### Assignment
Where a line of the material contains the string "this", copy that line.

[Opening Extracted data section]

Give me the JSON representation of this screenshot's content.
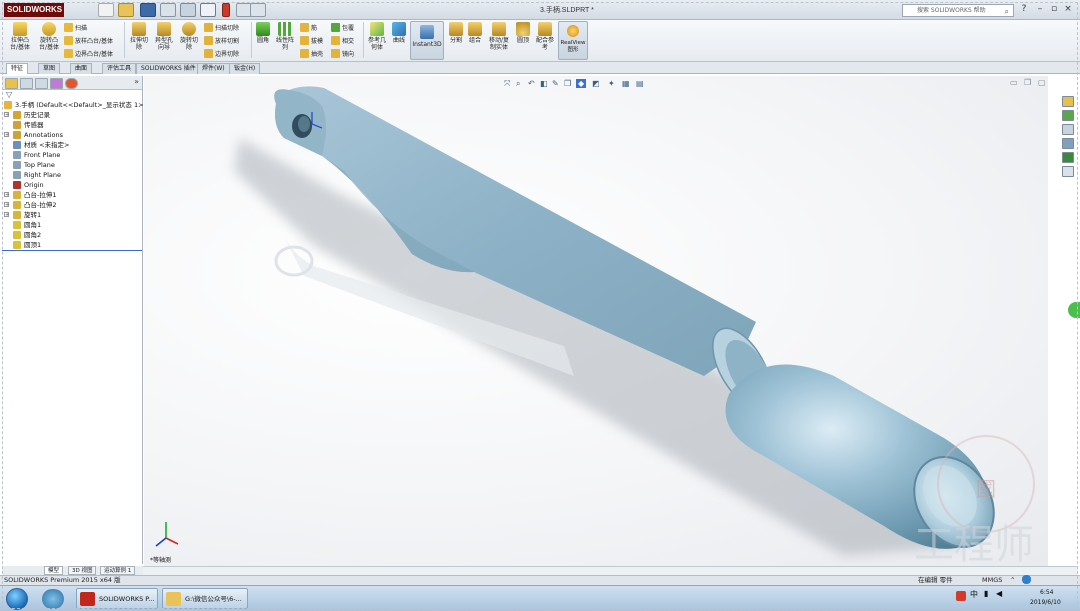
{
  "app": {
    "logo": "SOLIDWORKS",
    "document_title": "3.手柄.SLDPRT *",
    "search_placeholder": "搜索 SOLIDWORKS 帮助",
    "window_help": "?"
  },
  "ribbon": {
    "extrude_boss": "拉伸凸\n台/基体",
    "revolve_boss": "旋转凸\n台/基体",
    "sweep": "扫描",
    "loft_boss": "放样凸台/基体",
    "boundary_boss": "边界凸台/基体",
    "extrude_cut": "拉伸切\n除",
    "hole_wizard": "异型孔\n向导",
    "revolve_cut": "旋转切\n除",
    "sweep_cut": "扫描切除",
    "loft_cut": "放样切割",
    "boundary_cut": "边界切除",
    "fillet": "圆角",
    "linear_pattern": "线性阵\n列",
    "rib": "筋",
    "draft": "拔模",
    "shell": "抽壳",
    "wrap": "包覆",
    "intersect": "相交",
    "mirror": "镜向",
    "reference_geometry": "参考几\n何体",
    "curves": "曲线",
    "instant3d": "Instant3D",
    "split": "分割",
    "combine": "组合",
    "move_copy": "移动/复\n制实体",
    "dome": "圆顶",
    "reference": "配合参\n考",
    "realview": "RealView\n图形"
  },
  "cm_tabs": [
    "特征",
    "草图",
    "曲面",
    "评估工具",
    "SOLIDWORKS 插件",
    "焊件(W)",
    "钣金(H)"
  ],
  "feature_tree": {
    "root": "3.手柄 (Default<<Default>_显示状态 1>)",
    "items": [
      {
        "label": "历史记录",
        "color": "#d6a531",
        "expander": "+"
      },
      {
        "label": "传感器",
        "color": "#cfa13a",
        "expander": ""
      },
      {
        "label": "Annotations",
        "color": "#caa43b",
        "expander": "+"
      },
      {
        "label": "材质 <未指定>",
        "color": "#6d8fbf",
        "expander": ""
      },
      {
        "label": "Front Plane",
        "color": "#8aa0b6",
        "expander": ""
      },
      {
        "label": "Top Plane",
        "color": "#8aa0b6",
        "expander": ""
      },
      {
        "label": "Right Plane",
        "color": "#8aa0b6",
        "expander": ""
      },
      {
        "label": "Origin",
        "color": "#b0342c",
        "expander": ""
      },
      {
        "label": "凸台-拉伸1",
        "color": "#d8b43c",
        "expander": "+"
      },
      {
        "label": "凸台-拉伸2",
        "color": "#d8b43c",
        "expander": "+"
      },
      {
        "label": "旋转1",
        "color": "#d8b43c",
        "expander": "+"
      },
      {
        "label": "圆角1",
        "color": "#d8c23c",
        "expander": ""
      },
      {
        "label": "圆角2",
        "color": "#d8c23c",
        "expander": ""
      },
      {
        "label": "圆顶1",
        "color": "#d8c23c",
        "expander": ""
      }
    ]
  },
  "graphics": {
    "view_label": "*等轴测"
  },
  "bottom_tabs": [
    "模型",
    "3D 视图",
    "运动算例 1"
  ],
  "status": {
    "left": "SOLIDWORKS Premium 2015 x64 版",
    "editing": "在编辑 零件",
    "units": "MMGS"
  },
  "taskbar": {
    "items": [
      "SOLIDWORKS P...",
      "G:\\微信公众号\\6-..."
    ],
    "time": "6:54",
    "date": "2019/6/10",
    "lang": "中"
  },
  "watermark": {
    "text": "工程师",
    "seal": "國"
  },
  "colors": {
    "part_blue": "#8fb3c9",
    "accent": "#3b6fd1",
    "brand": "#6d0b0b"
  }
}
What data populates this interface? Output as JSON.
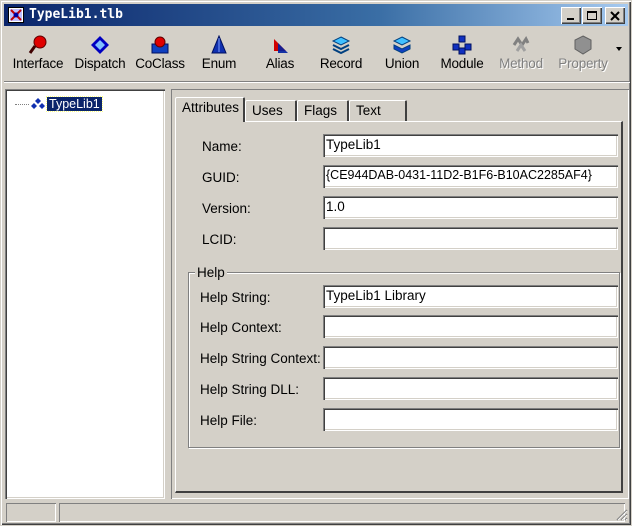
{
  "window": {
    "title": "TypeLib1.tlb",
    "minimize_icon": "minimize-icon",
    "maximize_icon": "maximize-icon",
    "close_icon": "close-icon"
  },
  "toolbar": {
    "items": [
      {
        "label": "Interface",
        "icon": "interface-icon",
        "enabled": true
      },
      {
        "label": "Dispatch",
        "icon": "dispatch-icon",
        "enabled": true
      },
      {
        "label": "CoClass",
        "icon": "coclass-icon",
        "enabled": true
      },
      {
        "label": "Enum",
        "icon": "enum-icon",
        "enabled": true
      },
      {
        "label": "Alias",
        "icon": "alias-icon",
        "enabled": true
      },
      {
        "label": "Record",
        "icon": "record-icon",
        "enabled": true
      },
      {
        "label": "Union",
        "icon": "union-icon",
        "enabled": true
      },
      {
        "label": "Module",
        "icon": "module-icon",
        "enabled": true
      },
      {
        "label": "Method",
        "icon": "method-icon",
        "enabled": false
      },
      {
        "label": "Property",
        "icon": "property-icon",
        "enabled": false
      }
    ],
    "overflow_icon": "chevron-down-icon"
  },
  "tree": {
    "root_label": "TypeLib1",
    "root_icon": "typelib-icon"
  },
  "tabs": [
    {
      "label": "Attributes",
      "active": true
    },
    {
      "label": "Uses",
      "active": false
    },
    {
      "label": "Flags",
      "active": false
    },
    {
      "label": "Text",
      "active": false
    }
  ],
  "attributes": {
    "name_label": "Name:",
    "name_value": "TypeLib1",
    "guid_label": "GUID:",
    "guid_value": "{CE944DAB-0431-11D2-B1F6-B10AC2285AF4}",
    "version_label": "Version:",
    "version_value": "1.0",
    "lcid_label": "LCID:",
    "lcid_value": ""
  },
  "help": {
    "group_title": "Help",
    "help_string_label": "Help String:",
    "help_string_value": "TypeLib1 Library",
    "help_context_label": "Help Context:",
    "help_context_value": "",
    "help_string_context_label": "Help String Context:",
    "help_string_context_value": "",
    "help_string_dll_label": "Help String DLL:",
    "help_string_dll_value": "",
    "help_file_label": "Help File:",
    "help_file_value": ""
  },
  "colors": {
    "title_active": "#0a246a",
    "face": "#d4d0c8",
    "selection": "#0a246a",
    "disabled_text": "#808080"
  }
}
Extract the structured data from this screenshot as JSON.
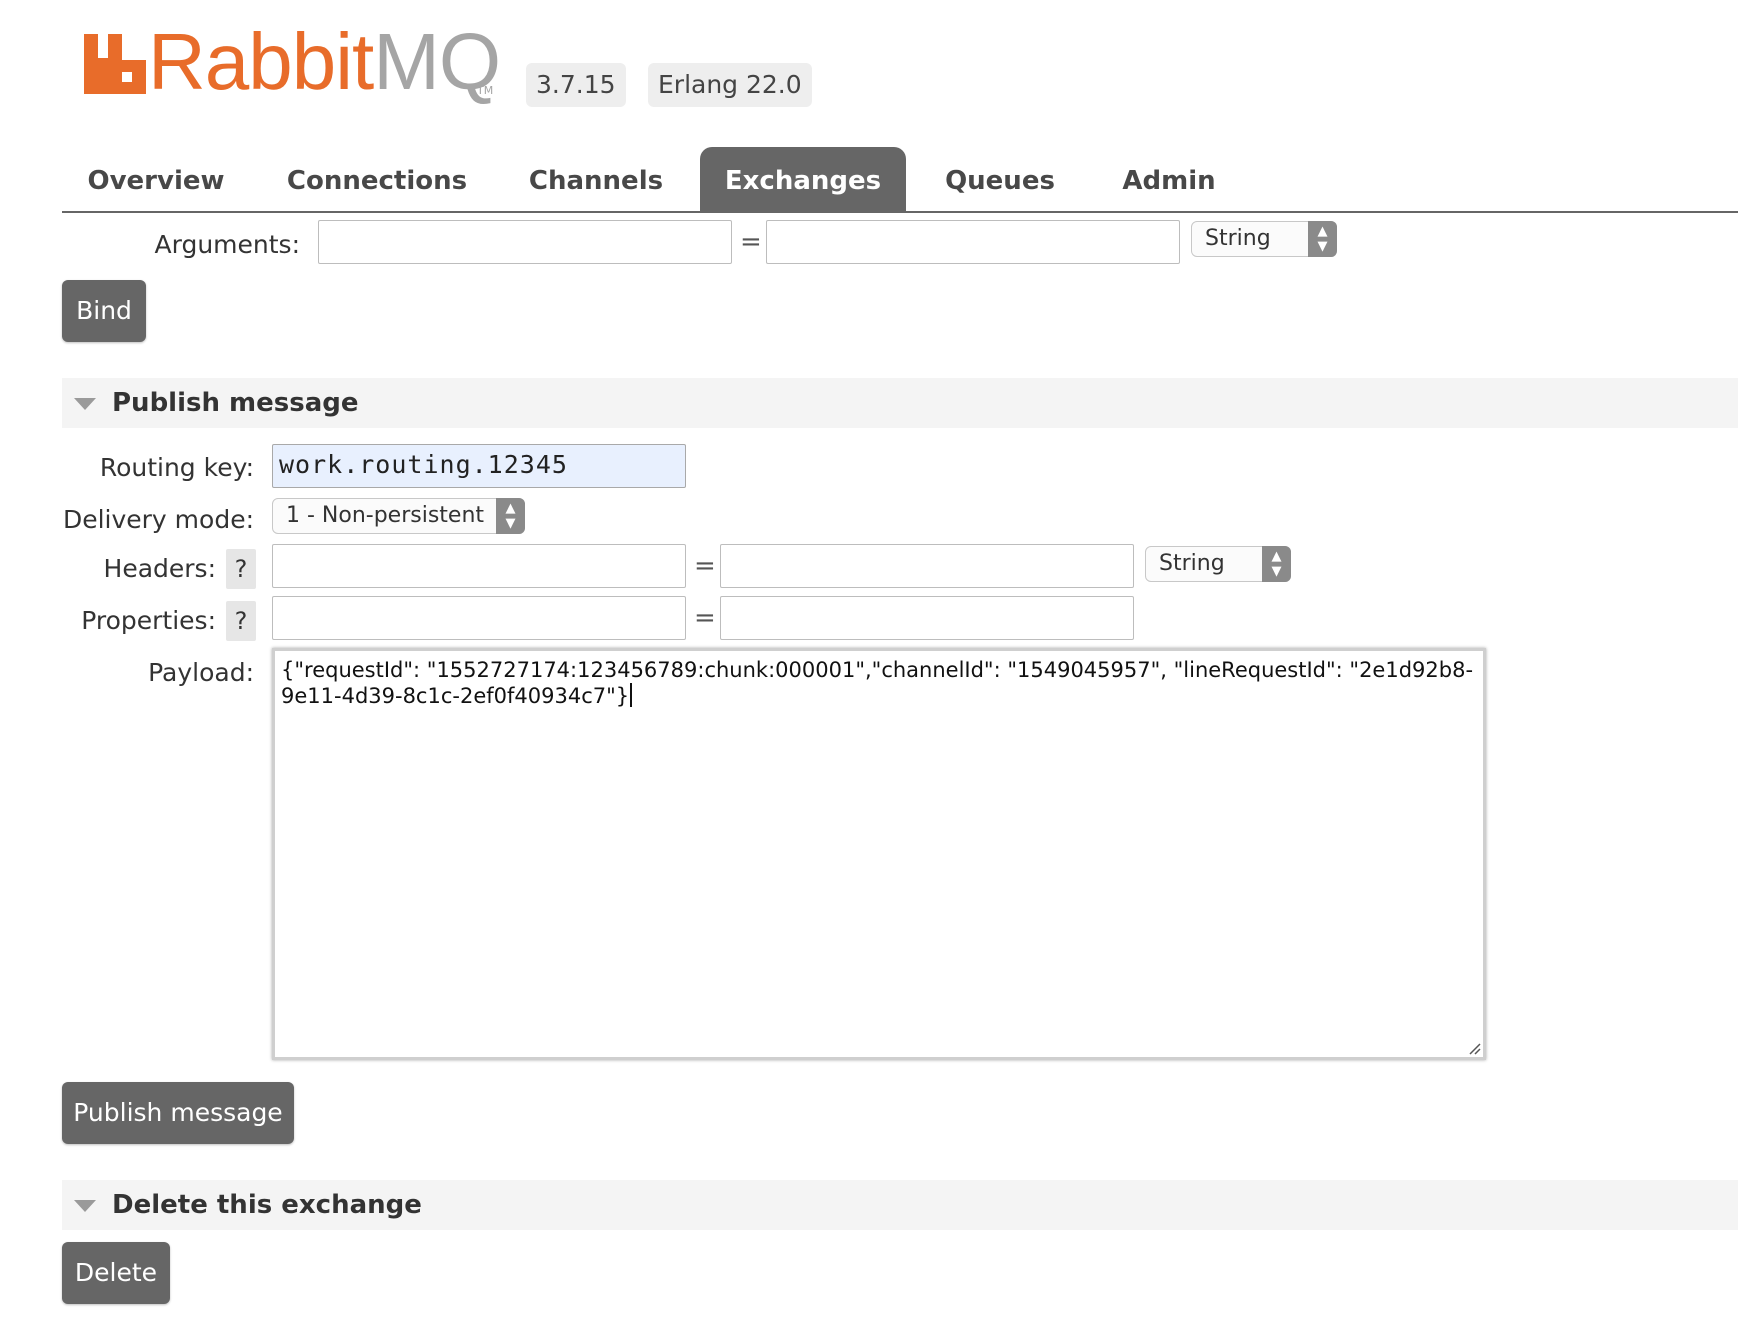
{
  "header": {
    "logo_text": "RabbitMQ",
    "logo_tm": "TM",
    "version": "3.7.15",
    "erlang": "Erlang 22.0"
  },
  "nav": {
    "tabs": [
      {
        "label": "Overview",
        "active": false
      },
      {
        "label": "Connections",
        "active": false
      },
      {
        "label": "Channels",
        "active": false
      },
      {
        "label": "Exchanges",
        "active": true
      },
      {
        "label": "Queues",
        "active": false
      },
      {
        "label": "Admin",
        "active": false
      }
    ]
  },
  "bind_form": {
    "arguments_label": "Arguments:",
    "arguments_key": "",
    "equals": "=",
    "arguments_value": "",
    "arguments_type": "String",
    "bind_button": "Bind"
  },
  "publish": {
    "section_title": "Publish message",
    "routing_key_label": "Routing key:",
    "routing_key": "work.routing.12345",
    "delivery_mode_label": "Delivery mode:",
    "delivery_mode": "1 - Non-persistent",
    "headers_label": "Headers:",
    "headers_help": "?",
    "headers_type": "String",
    "properties_label": "Properties:",
    "properties_help": "?",
    "payload_label": "Payload:",
    "payload": "{\"requestId\": \"1552727174:123456789:chunk:000001\",\"channelId\": \"1549045957\", \"lineRequestId\": \"2e1d92b8-9e11-4d39-8c1c-2ef0f40934c7\"}",
    "publish_button": "Publish message"
  },
  "delete": {
    "section_title": "Delete this exchange",
    "delete_button": "Delete"
  },
  "colors": {
    "logo_orange": "#e86c2a",
    "logo_grey": "#a5a5a5",
    "active_tab": "#666666",
    "button": "#666666",
    "routing_key_bg": "#e8f0fe"
  }
}
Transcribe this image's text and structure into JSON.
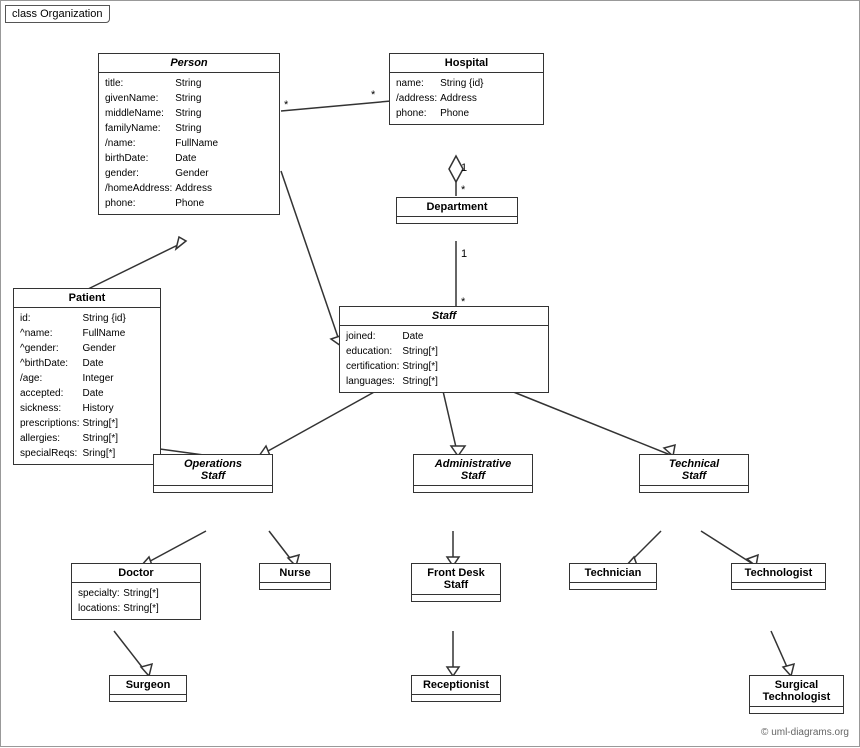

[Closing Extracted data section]

### Solution
Give me the JSON representation of this screenshot's content.
What data populates this interface? Output as JSON.
Extract the structured data from this screenshot as JSON.
    "section_title": "Delete this exchange",
Transcribe this image's text and structure into JSON.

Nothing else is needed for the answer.